There are probably few people in Tennessee who have not had the frustration of dealing with intrusive calls and texts from scammers, spammers and robocallers. In fact, anyone who has made a purchase online or made their phone numbers public, even through friends, can find themselves victims of a barrage of texts and phone calls. Many fed up consumers have successfully filed mass torts actions to fight the illegal spam.
At first, vaping seemed to many like a solution to their struggles to quit smoking. However, many parents in Tennessee and beyond became alarmed to learn that vaping companies seemed to be gearing their marketing toward young adults and teens who never smoked to begin with. Now makers and distributors of electronic cigarettes may be facing an increasing number of mass torts cases as health agencies link vaping with serious illnesses and death.
Earning a living is not always easy, especially when an employer allegedly misclassifies its workers. According to a class-action lawsuit, the ride-sharing app Lyft has been doing just that, and drivers are ready to seek compensation. These and other types of mass torts claims are important for people in Tennessee who have been collectively wronged by one or more corporations.
It is no secret that asbestos is a dangerous and toxic substance. Exposure to it may cause diseases like mesothelioma, lung cancer and asbestosis, all of which can be fatal. Despite these dangers, asbestos is still used in certain products in the United States. This means that victims in Tennessee and across the rest of the country are still being exposed to asbestos, and some choose to pursue compensation for their injuries through mass torts claims.
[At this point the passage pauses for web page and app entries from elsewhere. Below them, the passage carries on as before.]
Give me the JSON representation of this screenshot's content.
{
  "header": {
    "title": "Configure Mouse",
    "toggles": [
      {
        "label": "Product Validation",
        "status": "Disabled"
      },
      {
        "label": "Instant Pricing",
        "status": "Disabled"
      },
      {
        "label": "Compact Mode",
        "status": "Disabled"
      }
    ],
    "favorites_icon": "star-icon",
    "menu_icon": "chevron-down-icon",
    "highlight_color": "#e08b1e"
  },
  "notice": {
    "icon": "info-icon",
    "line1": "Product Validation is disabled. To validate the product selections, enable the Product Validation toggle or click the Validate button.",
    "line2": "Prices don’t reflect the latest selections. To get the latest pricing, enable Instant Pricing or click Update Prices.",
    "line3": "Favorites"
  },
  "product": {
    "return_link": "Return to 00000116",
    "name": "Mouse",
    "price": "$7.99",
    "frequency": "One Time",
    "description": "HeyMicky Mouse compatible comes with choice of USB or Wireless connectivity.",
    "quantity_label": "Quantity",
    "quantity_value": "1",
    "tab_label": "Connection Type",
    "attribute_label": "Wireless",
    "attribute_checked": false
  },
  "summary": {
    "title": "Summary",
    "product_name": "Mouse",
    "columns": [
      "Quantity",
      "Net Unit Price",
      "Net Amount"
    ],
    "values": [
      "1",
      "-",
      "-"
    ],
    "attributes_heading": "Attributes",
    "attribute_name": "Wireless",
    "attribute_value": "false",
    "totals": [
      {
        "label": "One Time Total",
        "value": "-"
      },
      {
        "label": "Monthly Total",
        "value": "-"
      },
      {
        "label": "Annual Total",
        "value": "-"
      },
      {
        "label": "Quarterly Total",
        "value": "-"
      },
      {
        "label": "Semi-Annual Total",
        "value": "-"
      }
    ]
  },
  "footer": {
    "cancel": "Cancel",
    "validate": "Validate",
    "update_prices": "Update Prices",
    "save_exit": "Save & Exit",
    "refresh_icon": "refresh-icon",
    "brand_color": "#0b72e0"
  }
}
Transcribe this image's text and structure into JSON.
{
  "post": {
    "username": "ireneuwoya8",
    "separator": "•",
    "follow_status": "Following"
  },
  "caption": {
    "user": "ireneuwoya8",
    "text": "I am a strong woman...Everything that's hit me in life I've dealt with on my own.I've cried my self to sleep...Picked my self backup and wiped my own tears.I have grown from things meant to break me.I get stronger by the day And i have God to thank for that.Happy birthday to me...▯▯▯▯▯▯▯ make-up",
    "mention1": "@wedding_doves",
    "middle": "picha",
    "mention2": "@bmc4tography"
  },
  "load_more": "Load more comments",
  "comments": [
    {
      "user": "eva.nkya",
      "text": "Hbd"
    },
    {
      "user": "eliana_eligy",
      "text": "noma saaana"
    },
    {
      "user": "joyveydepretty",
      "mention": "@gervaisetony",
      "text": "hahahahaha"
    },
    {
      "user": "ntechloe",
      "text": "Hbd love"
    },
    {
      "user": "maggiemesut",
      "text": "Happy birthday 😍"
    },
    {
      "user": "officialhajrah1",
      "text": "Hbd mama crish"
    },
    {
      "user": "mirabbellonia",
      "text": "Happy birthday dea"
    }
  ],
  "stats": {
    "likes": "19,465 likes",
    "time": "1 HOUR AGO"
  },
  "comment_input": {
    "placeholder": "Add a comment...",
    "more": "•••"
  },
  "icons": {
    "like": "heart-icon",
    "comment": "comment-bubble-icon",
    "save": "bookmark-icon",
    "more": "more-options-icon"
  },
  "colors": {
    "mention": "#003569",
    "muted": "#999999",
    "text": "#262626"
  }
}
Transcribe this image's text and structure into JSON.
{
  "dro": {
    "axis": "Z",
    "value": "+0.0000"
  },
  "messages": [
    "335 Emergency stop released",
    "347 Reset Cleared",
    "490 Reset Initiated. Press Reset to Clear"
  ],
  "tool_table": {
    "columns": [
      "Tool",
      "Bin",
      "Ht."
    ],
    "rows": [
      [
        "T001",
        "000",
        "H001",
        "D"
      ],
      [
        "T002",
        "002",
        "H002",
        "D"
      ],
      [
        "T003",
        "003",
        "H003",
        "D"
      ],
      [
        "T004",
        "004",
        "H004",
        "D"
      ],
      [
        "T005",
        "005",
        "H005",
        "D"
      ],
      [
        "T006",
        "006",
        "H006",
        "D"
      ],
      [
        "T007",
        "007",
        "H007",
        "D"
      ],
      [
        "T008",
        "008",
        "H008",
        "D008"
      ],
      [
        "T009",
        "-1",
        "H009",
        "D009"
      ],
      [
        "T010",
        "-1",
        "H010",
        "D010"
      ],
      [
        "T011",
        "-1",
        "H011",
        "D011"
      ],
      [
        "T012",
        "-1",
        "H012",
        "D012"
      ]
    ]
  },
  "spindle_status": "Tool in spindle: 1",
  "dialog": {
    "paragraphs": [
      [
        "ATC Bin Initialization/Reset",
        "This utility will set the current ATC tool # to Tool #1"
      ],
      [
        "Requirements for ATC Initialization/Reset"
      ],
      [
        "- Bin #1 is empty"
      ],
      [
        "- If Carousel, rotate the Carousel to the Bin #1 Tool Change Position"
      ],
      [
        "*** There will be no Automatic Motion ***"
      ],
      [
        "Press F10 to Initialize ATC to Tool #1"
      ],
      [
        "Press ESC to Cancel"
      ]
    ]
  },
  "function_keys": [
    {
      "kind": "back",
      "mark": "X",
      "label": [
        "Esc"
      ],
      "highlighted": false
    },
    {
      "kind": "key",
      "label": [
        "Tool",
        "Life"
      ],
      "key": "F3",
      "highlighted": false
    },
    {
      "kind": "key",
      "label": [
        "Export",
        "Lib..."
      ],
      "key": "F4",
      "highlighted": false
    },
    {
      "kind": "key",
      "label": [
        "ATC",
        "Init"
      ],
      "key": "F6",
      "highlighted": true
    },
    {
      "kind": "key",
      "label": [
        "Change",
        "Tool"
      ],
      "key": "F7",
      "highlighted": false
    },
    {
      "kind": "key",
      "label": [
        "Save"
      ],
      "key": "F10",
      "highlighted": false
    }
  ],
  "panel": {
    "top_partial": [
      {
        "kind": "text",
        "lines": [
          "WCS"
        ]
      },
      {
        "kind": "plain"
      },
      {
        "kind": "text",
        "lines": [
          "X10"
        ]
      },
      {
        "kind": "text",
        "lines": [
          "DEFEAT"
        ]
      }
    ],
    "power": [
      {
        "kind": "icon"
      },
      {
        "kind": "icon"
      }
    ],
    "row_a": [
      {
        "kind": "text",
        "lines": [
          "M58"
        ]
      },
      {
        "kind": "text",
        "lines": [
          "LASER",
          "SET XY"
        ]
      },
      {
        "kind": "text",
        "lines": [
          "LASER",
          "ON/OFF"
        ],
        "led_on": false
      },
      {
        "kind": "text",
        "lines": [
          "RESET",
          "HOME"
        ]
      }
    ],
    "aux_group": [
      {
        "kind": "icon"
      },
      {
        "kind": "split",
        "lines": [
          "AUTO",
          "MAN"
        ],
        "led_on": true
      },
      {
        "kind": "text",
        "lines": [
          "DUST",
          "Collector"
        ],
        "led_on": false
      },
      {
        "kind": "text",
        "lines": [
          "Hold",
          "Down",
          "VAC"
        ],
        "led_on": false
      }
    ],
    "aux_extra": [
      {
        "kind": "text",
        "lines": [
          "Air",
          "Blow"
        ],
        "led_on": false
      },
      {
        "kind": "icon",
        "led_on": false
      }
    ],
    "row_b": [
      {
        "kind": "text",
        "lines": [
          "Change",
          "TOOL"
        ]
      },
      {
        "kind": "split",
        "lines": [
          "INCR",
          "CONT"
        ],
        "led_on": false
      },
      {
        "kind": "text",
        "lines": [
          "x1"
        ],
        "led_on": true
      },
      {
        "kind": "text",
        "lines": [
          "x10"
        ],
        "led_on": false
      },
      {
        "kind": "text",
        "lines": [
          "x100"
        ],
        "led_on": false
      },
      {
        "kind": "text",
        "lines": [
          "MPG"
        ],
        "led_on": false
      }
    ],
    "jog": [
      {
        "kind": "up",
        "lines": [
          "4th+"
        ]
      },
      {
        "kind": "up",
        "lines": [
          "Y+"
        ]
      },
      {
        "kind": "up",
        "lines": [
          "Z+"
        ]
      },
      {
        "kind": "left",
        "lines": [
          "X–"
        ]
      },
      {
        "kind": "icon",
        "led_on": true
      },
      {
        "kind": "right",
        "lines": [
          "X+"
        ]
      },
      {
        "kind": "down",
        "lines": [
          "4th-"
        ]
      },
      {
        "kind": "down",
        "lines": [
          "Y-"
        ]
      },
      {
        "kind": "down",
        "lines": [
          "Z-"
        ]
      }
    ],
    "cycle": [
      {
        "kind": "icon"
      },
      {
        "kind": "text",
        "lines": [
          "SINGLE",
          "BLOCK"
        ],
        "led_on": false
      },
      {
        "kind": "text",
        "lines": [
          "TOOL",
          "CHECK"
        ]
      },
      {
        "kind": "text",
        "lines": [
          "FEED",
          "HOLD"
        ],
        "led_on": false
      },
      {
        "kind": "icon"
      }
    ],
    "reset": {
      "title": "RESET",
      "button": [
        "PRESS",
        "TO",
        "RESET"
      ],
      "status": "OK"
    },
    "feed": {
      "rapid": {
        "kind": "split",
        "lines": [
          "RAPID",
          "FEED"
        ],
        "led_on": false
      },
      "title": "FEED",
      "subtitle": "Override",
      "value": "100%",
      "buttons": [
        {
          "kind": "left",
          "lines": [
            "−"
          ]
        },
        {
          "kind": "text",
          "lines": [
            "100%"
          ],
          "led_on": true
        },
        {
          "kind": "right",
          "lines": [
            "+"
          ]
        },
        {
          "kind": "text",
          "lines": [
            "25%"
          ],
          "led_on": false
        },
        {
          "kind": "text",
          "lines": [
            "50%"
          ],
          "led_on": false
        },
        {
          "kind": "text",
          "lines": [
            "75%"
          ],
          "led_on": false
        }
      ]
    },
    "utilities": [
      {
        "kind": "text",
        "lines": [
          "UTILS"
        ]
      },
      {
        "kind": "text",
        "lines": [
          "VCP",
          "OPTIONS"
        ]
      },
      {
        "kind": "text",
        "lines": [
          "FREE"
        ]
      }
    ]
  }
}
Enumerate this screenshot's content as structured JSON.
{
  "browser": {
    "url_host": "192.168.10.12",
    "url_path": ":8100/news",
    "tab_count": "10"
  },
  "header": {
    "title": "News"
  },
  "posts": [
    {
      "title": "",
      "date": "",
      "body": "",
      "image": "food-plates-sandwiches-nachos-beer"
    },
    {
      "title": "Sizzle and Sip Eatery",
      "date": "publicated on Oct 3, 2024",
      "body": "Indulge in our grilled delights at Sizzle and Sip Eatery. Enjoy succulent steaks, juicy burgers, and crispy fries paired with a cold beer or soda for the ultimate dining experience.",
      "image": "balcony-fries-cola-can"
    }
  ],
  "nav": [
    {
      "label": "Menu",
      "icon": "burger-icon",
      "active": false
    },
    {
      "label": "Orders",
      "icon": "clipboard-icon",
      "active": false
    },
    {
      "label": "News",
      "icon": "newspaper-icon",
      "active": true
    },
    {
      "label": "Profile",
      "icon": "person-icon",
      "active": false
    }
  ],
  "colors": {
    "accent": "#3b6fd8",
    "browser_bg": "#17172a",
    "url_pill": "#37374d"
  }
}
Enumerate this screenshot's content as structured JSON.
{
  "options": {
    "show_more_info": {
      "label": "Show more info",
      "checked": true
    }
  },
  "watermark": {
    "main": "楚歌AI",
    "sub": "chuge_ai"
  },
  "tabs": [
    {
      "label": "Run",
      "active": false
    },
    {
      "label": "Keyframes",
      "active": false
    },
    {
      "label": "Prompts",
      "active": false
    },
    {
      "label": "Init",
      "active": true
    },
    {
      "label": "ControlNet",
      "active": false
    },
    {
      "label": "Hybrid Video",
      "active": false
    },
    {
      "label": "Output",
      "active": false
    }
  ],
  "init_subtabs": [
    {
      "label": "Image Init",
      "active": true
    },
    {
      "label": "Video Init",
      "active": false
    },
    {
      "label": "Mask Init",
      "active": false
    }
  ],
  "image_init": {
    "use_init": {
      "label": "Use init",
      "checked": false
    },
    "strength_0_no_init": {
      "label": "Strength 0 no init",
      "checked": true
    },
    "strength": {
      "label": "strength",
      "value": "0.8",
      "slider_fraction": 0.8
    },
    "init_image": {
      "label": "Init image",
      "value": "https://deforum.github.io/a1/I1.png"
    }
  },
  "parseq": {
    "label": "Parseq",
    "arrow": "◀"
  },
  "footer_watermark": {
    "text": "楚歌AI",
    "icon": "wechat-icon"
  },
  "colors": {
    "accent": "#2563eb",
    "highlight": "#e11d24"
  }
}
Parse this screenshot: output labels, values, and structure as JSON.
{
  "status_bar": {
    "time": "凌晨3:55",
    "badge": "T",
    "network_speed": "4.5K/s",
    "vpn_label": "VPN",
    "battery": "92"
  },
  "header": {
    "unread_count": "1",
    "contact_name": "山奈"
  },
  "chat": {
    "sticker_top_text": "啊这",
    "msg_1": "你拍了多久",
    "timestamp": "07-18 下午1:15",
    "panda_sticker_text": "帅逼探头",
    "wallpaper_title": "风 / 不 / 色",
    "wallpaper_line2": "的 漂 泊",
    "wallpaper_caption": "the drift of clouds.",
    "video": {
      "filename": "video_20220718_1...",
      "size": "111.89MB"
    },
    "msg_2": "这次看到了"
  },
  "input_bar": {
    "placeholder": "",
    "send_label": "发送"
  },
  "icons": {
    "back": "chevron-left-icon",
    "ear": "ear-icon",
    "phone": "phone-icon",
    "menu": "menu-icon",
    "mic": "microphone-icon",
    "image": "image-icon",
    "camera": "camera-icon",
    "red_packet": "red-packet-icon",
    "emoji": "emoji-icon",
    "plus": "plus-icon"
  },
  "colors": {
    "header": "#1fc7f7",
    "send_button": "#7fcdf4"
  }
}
The companies that manufacture drugs have the responsibility of ensuring that the products they release to the public are safe for consumption. When companies fail in their obligation to consumers, injured individuals or those who suffered harm due to defective products have the right to seek compensation through a civil claim. One prominent drug maker is facing mass torts litigation that users say caused them significant harm.
For some women who have problems related to sagging organs, doctors may want to do surgery, implanting a certain type of mesh to support the displaced organ. This was a common procedure, but medical evidence seems to suggest that pelvic mesh can actually cause significant health complications and is not safe for surgical implantation. Instead of being an important advance in medicine, it is actually now the reason for some of the biggest mass torts in the history of the United States.
For many in Tennessee, the continuing increase in prices of beef may mean they are making alternate choices for dinner. However, for those who work in the cattle and beef industries, watching the prices of their products is a critical part of their livelihood. Recently, farmers and ranchers have accused the major meat packing companies of intentionally manipulating the market to drive their profits down. Several of these farmers and ranchers have joined in mass torts actions.
When individuals feel that they have been wronged by companies, it can feel disheartening. However, many individuals have legal options for addressing unfair or even illegal business practices. In some cases, when numerous people are affected by the same issues, grounds for mass torts claims could exist.
In the United States, millions of people have had medical devices implanted within their bodies. Every year, that number grows. Every year, it seems, thousands of people come forward saying that their devices have done more harm than good. Tennessee residents who have been negatively affected by a defective or unsafe medical device may join mass torts claims against the product manufacturers and medical facilities that utilize them.
Tennessee consumers may want to be especially careful about purchasing products that come on the market during the government shutdown. This week, the U.S. Consumer Product Safety Commission announced that only a handful of its staff is available to deal with the most emergent situations. The rest of the 500 employees are furloughed along with about 25 percent of the federal government since the shutdown began just before Christmas. The CPSC warns that manufacturers should comply with safety laws nonetheless or risk mass torts actions.